(SOURCE DATA)

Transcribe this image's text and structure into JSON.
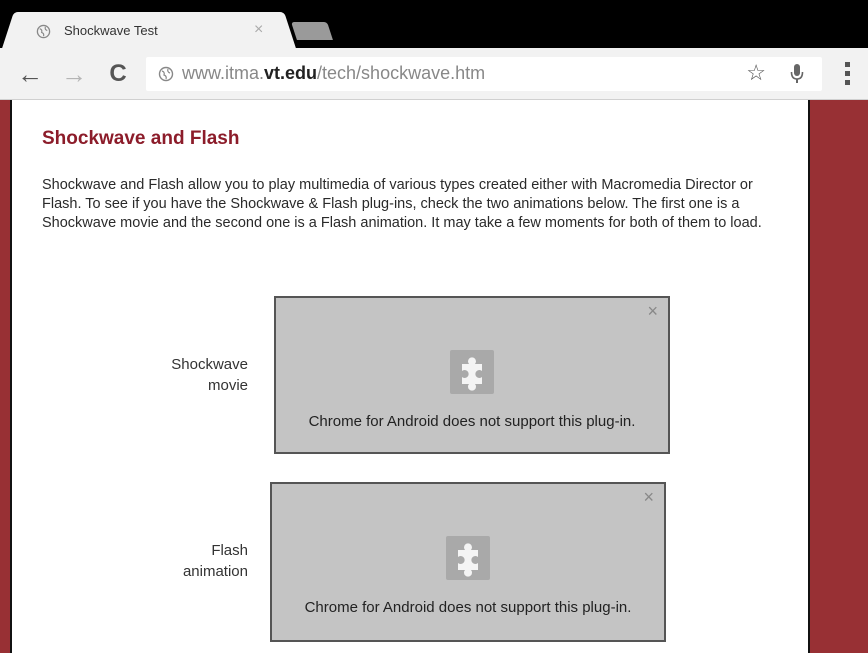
{
  "browser": {
    "tab": {
      "title": "Shockwave Test",
      "close": "×"
    },
    "toolbar": {
      "back": "←",
      "forward": "→",
      "reload": "C",
      "url_prefix": "www.itma.",
      "url_host": "vt.edu",
      "url_path": "/tech/shockwave.htm",
      "bookmark": "☆"
    }
  },
  "page": {
    "title": "Shockwave and Flash",
    "intro": "Shockwave and Flash allow you to play multimedia of various types created either with Macromedia Director or Flash. To see if you have the Shockwave & Flash plug-ins, check the two animations below. The first one is a Shockwave movie and the second one is a Flash animation. It may take a few moments for both of them to load.",
    "plugins": [
      {
        "label_line1": "Shockwave",
        "label_line2": "movie",
        "message": "Chrome for Android does not support this plug-in.",
        "close": "×"
      },
      {
        "label_line1": "Flash",
        "label_line2": "animation",
        "message": "Chrome for Android does not support this plug-in.",
        "close": "×"
      }
    ]
  },
  "colors": {
    "page_background": "#983034",
    "title": "#8c1c2a",
    "plugin_box": "#c4c4c4"
  },
  "icons": [
    "globe-icon",
    "close-icon",
    "back-arrow-icon",
    "forward-arrow-icon",
    "reload-icon",
    "star-icon",
    "microphone-icon",
    "overflow-menu-icon",
    "puzzle-piece-icon"
  ]
}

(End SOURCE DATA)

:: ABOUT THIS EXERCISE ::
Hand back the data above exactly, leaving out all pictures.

:: ANSWER SECTION ::
Transcribe this image's text and structure into JSON.
{
  "browser": {
    "tab": {
      "title": "Shockwave Test",
      "close": "×"
    },
    "toolbar": {
      "back": "←",
      "forward": "→",
      "reload": "C",
      "url_prefix": "www.itma.",
      "url_host": "vt.edu",
      "url_path": "/tech/shockwave.htm",
      "bookmark": "☆"
    }
  },
  "page": {
    "title": "Shockwave and Flash",
    "intro": "Shockwave and Flash allow you to play multimedia of various types created either with Macromedia Director or Flash. To see if you have the Shockwave & Flash plug-ins, check the two animations below. The first one is a Shockwave movie and the second one is a Flash animation. It may take a few moments for both of them to load.",
    "plugins": [
      {
        "label_line1": "Shockwave",
        "label_line2": "movie",
        "message": "Chrome for Android does not support this plug-in.",
        "close": "×"
      },
      {
        "label_line1": "Flash",
        "label_line2": "animation",
        "message": "Chrome for Android does not support this plug-in.",
        "close": "×"
      }
    ]
  },
  "colors": {
    "page_background": "#983034",
    "title": "#8c1c2a",
    "plugin_box": "#c4c4c4"
  },
  "icons": [
    "globe-icon",
    "close-icon",
    "back-arrow-icon",
    "forward-arrow-icon",
    "reload-icon",
    "star-icon",
    "microphone-icon",
    "overflow-menu-icon",
    "puzzle-piece-icon"
  ]
}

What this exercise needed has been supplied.